(Entries taken from a collection)
Start of Block

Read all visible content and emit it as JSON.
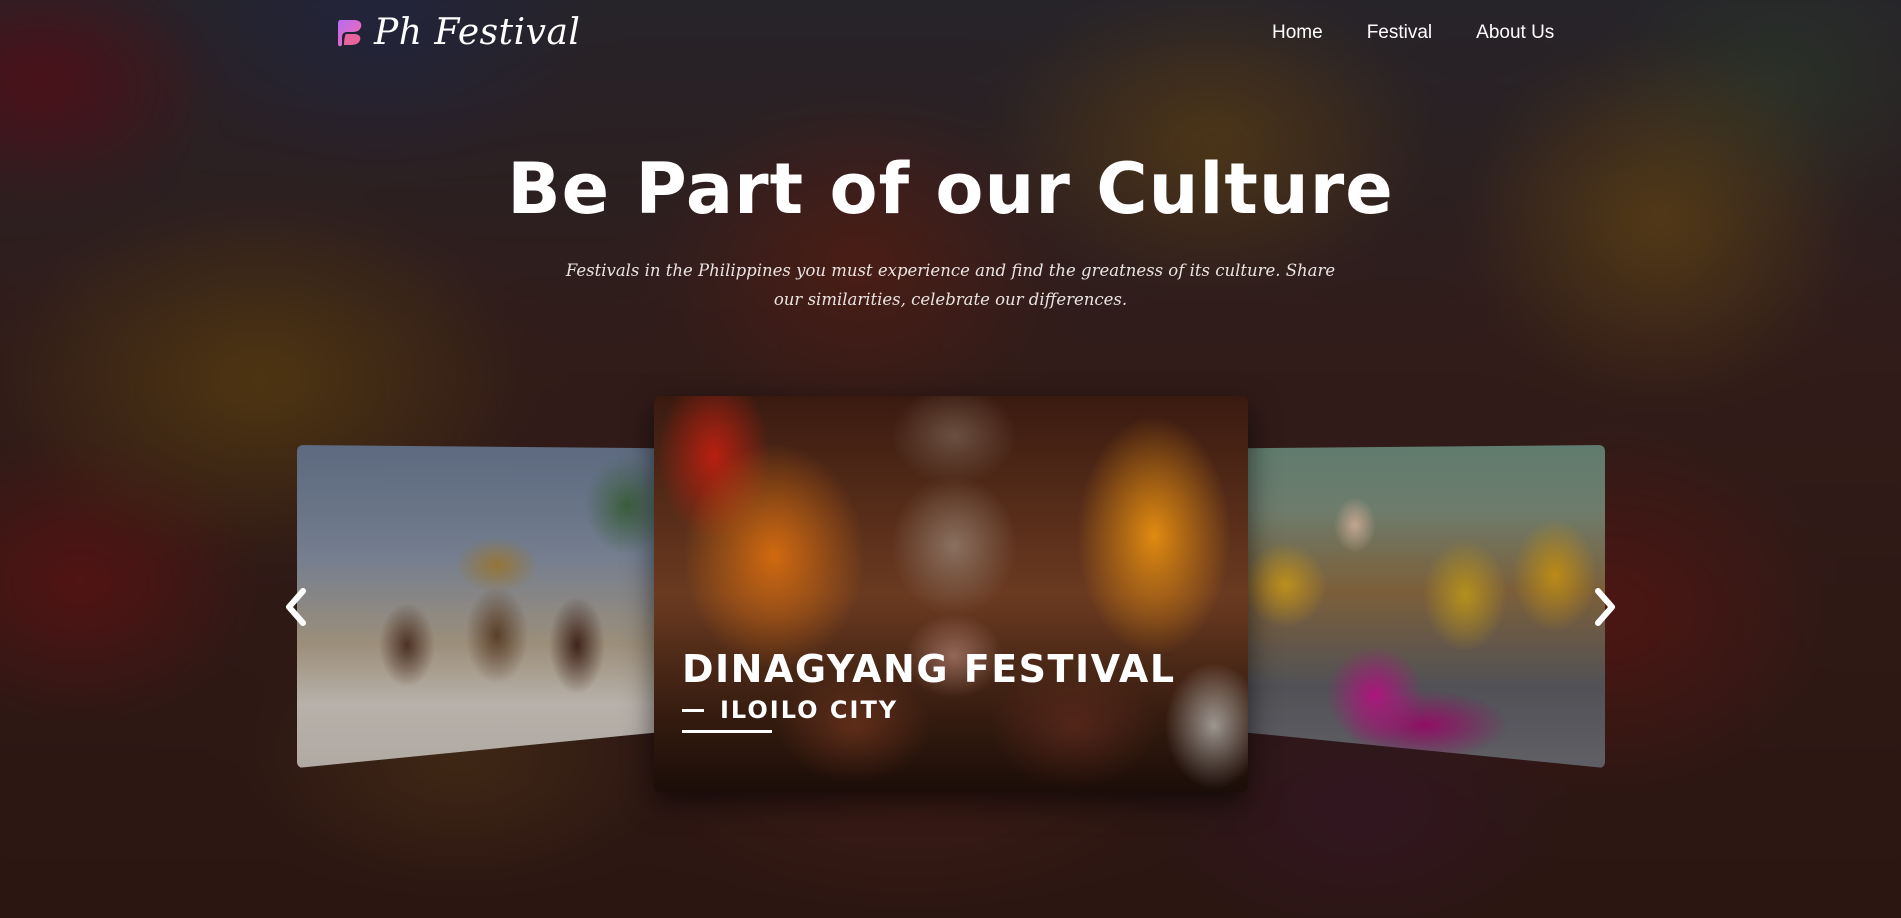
{
  "nav": {
    "brand": "Ph Festival",
    "links": [
      "Home",
      "Festival",
      "About Us"
    ]
  },
  "hero": {
    "title": "Be Part of our Culture",
    "subtitle": "Festivals in the Philippines you must experience and find the greatness of its culture. Share our similarities, celebrate our differences."
  },
  "carousel": {
    "active_slide": {
      "title": "DINAGYANG FESTIVAL",
      "location": "ILOILO CITY"
    },
    "prev_icon": "chevron-left-icon",
    "next_icon": "chevron-right-icon"
  },
  "colors": {
    "logo_gradient_start": "#b46cf4",
    "logo_gradient_end": "#ff6aa8",
    "text": "#ffffff"
  }
}
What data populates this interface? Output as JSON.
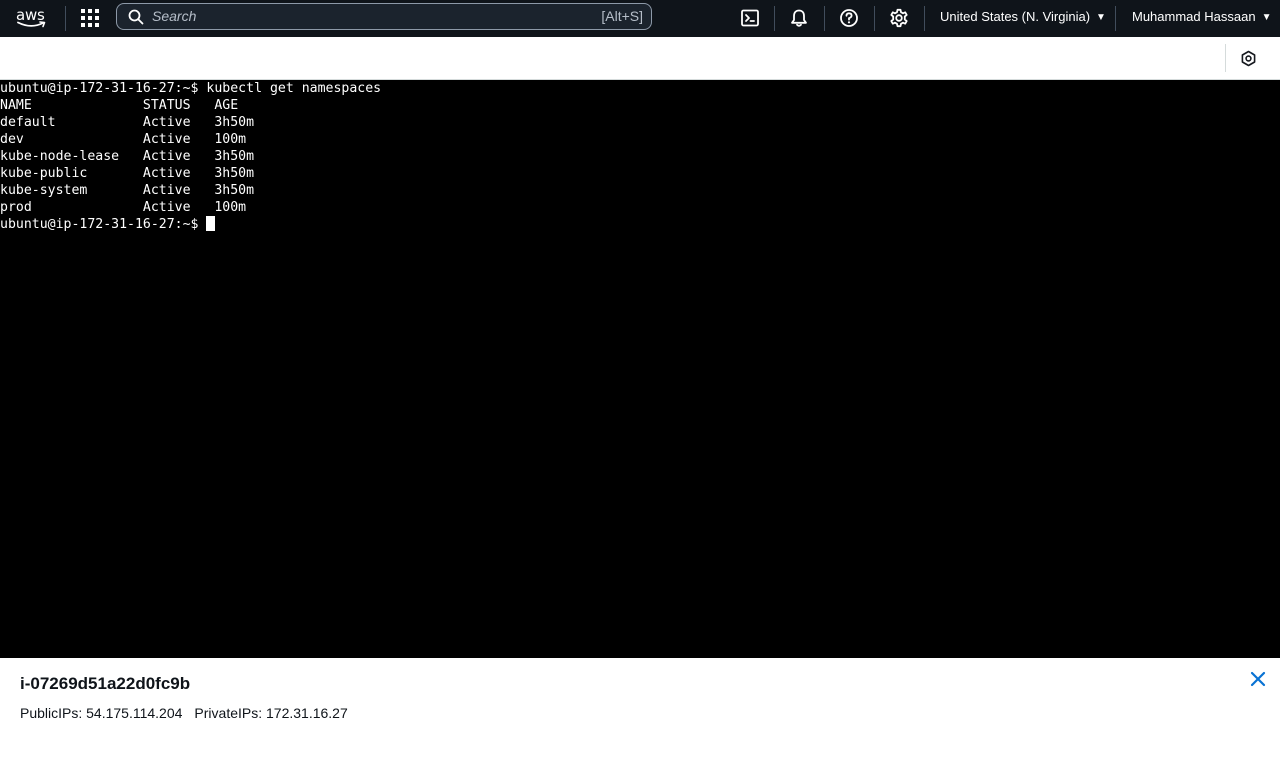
{
  "topnav": {
    "logo_text": "aws",
    "search": {
      "placeholder": "Search",
      "value": "",
      "shortcut": "[Alt+S]"
    },
    "icons": [
      "services-grid-icon",
      "cloudshell-icon",
      "bell-icon",
      "help-icon",
      "gear-icon"
    ],
    "region": "United States (N. Virginia)",
    "user": "Muhammad Hassaan",
    "colors": {
      "background": "#0f141a",
      "search_bg": "#1b232d",
      "search_border": "#8d99a8"
    }
  },
  "session_toolbar": {
    "icons": [
      "preferences-icon"
    ]
  },
  "terminal": {
    "colors": {
      "background": "#000000",
      "foreground": "#ffffff"
    },
    "lines": [
      "ubuntu@ip-172-31-16-27:~$ kubectl get namespaces",
      "NAME              STATUS   AGE",
      "default           Active   3h50m",
      "dev               Active   100m",
      "kube-node-lease   Active   3h50m",
      "kube-public       Active   3h50m",
      "kube-system       Active   3h50m",
      "prod              Active   100m"
    ],
    "prompt": "ubuntu@ip-172-31-16-27:~$ "
  },
  "instance": {
    "id": "i-07269d51a22d0fc9b",
    "public_ips": "PublicIPs: 54.175.114.204",
    "private_ips": "PrivateIPs: 172.31.16.27",
    "close_icon": "close-icon",
    "accent": "#0972d3"
  }
}
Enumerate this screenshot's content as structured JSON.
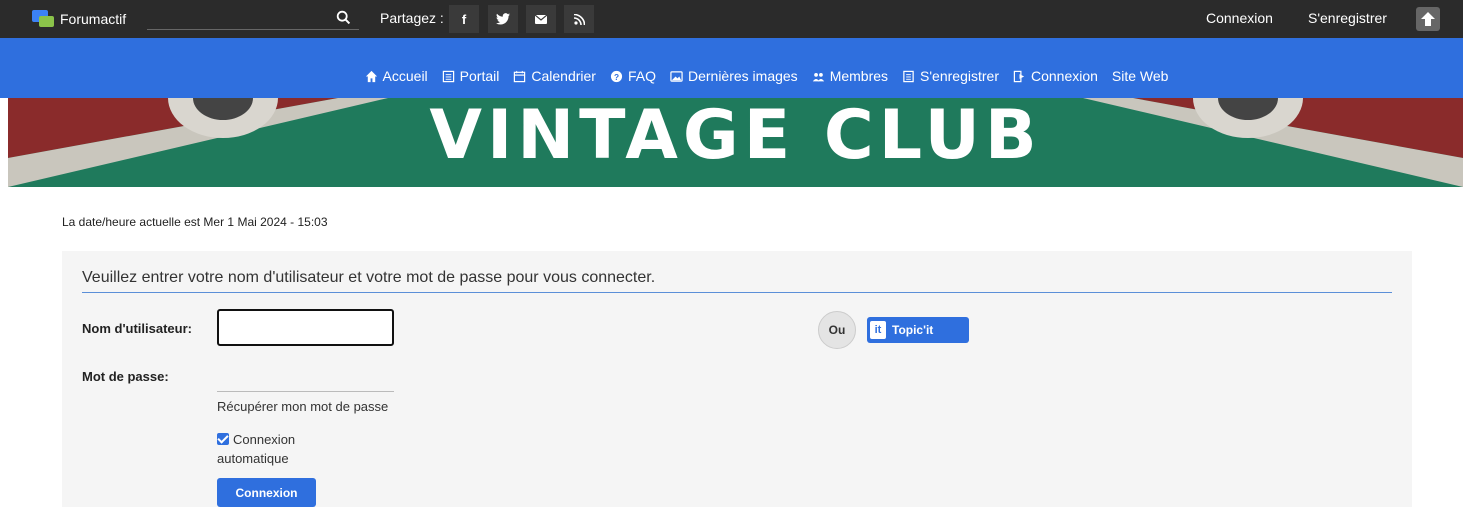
{
  "topbar": {
    "brand": "Forumactif",
    "share_label": "Partagez :",
    "social": [
      "f",
      "twitter",
      "mail",
      "rss"
    ],
    "login_link": "Connexion",
    "register_link": "S'enregistrer"
  },
  "nav": {
    "items": [
      {
        "label": "Accueil",
        "icon": "home-icon"
      },
      {
        "label": "Portail",
        "icon": "portal-icon"
      },
      {
        "label": "Calendrier",
        "icon": "calendar-icon"
      },
      {
        "label": "FAQ",
        "icon": "help-icon"
      },
      {
        "label": "Dernières images",
        "icon": "images-icon"
      },
      {
        "label": "Membres",
        "icon": "members-icon"
      },
      {
        "label": "S'enregistrer",
        "icon": "register-icon"
      },
      {
        "label": "Connexion",
        "icon": "login-icon"
      },
      {
        "label": "Site Web",
        "icon": ""
      }
    ]
  },
  "banner": {
    "title": "VINTAGE CLUB"
  },
  "date_line": "La date/heure actuelle est Mer 1 Mai 2024 - 15:03",
  "login": {
    "heading": "Veuillez entrer votre nom d'utilisateur et votre mot de passe pour vous connecter.",
    "username_label": "Nom d'utilisateur:",
    "username_value": "",
    "password_label": "Mot de passe:",
    "recover_link": "Récupérer mon mot de passe",
    "auto_login_label": "Connexion automatique",
    "auto_login_checked": true,
    "submit_label": "Connexion",
    "or_label": "Ou",
    "topicit_label": "Topic'it",
    "topicit_logo": "it"
  },
  "colors": {
    "topbar": "#2b2b2b",
    "navbar": "#2f6fde",
    "banner": "#1f7a5c",
    "accent": "#2f6fde"
  }
}
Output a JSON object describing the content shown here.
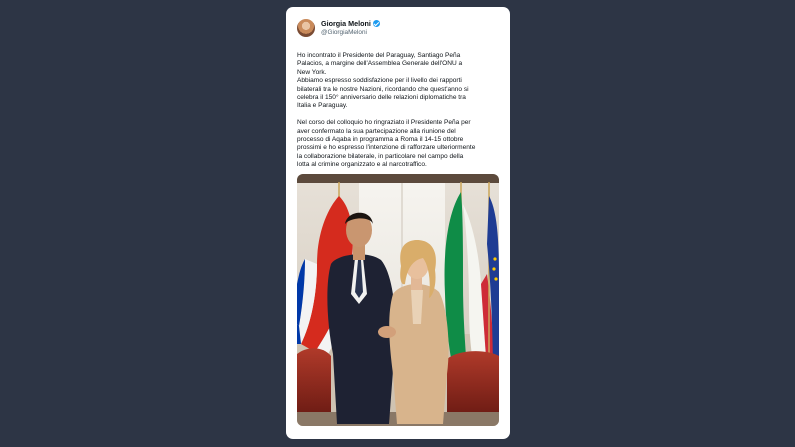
{
  "tweet": {
    "author": {
      "name": "Giorgia Meloni",
      "handle": "@GiorgiaMeloni",
      "avatar_icon": "profile-photo",
      "verified_icon": "verified-badge-icon"
    },
    "text_block_1": [
      "Ho incontrato il Presidente del Paraguay, Santiago Peña",
      "Palacios, a margine dell'Assemblea Generale dell'ONU a",
      "New York.",
      "Abbiamo espresso soddisfazione per il livello dei rapporti",
      "bilaterali tra le nostre Nazioni, ricordando che quest'anno si",
      "celebra il 150° anniversario delle relazioni diplomatiche tra",
      "Italia e Paraguay."
    ],
    "text_block_2": [
      "Nel corso del colloquio ho ringraziato il Presidente Peña per",
      "aver confermato la sua partecipazione alla riunione del",
      "processo di Aqaba in programma a Roma il 14-15 ottobre",
      "prossimi e ho espresso l'intenzione di rafforzare ulteriormente",
      "la collaborazione bilaterale, in particolare nel campo della",
      "lotta al crimine organizzato e al narcotraffico."
    ],
    "photo": {
      "flags": [
        "Paraguay",
        "Italia",
        "Unione Europea"
      ]
    }
  },
  "colors": {
    "page_background": "#2d3545",
    "card_background": "#ffffff",
    "verified_blue": "#1d9bf0",
    "text_primary": "#0f1419",
    "text_secondary": "#536471"
  }
}
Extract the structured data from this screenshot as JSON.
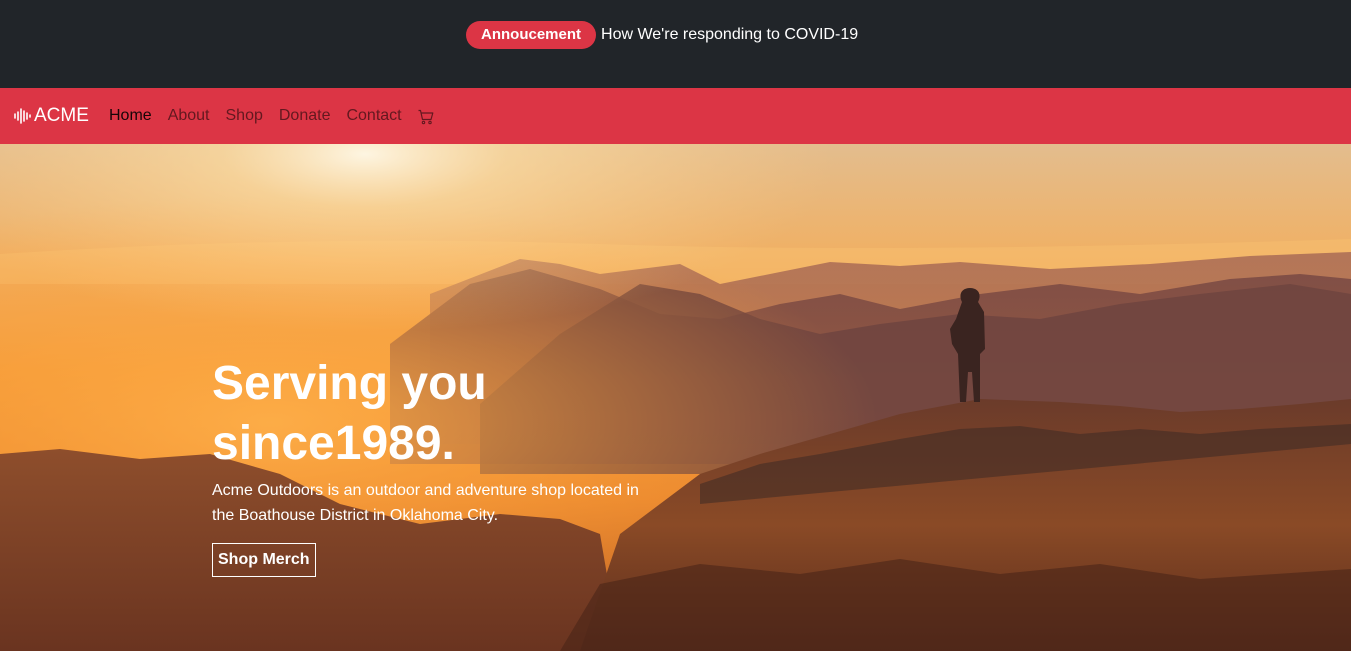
{
  "announcement": {
    "badge": "Annoucement",
    "text": "How We're responding to COVID-19"
  },
  "navbar": {
    "brand": "ACME",
    "brand_icon": "soundwave-icon",
    "links": [
      {
        "label": "Home",
        "active": true
      },
      {
        "label": "About",
        "active": false
      },
      {
        "label": "Shop",
        "active": false
      },
      {
        "label": "Donate",
        "active": false
      },
      {
        "label": "Contact",
        "active": false
      }
    ],
    "cart_icon": "cart-icon"
  },
  "hero": {
    "title": "Serving you since1989.",
    "description": "Acme Outdoors is an outdoor and adventure shop located in the Boathouse District in Oklahoma City.",
    "button": "Shop Merch"
  },
  "colors": {
    "dark": "#212529",
    "accent": "#dc3545",
    "text_light": "#ffffff"
  }
}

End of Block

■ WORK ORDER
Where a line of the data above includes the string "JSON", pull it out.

■ ANSWER AREA
Read all visible content and emit it as JSON.
What data populates this interface? Output as JSON.
Enumerate this screenshot's content as structured JSON.
Output a JSON object describing the content shown here.
Extract the structured data from this screenshot as JSON.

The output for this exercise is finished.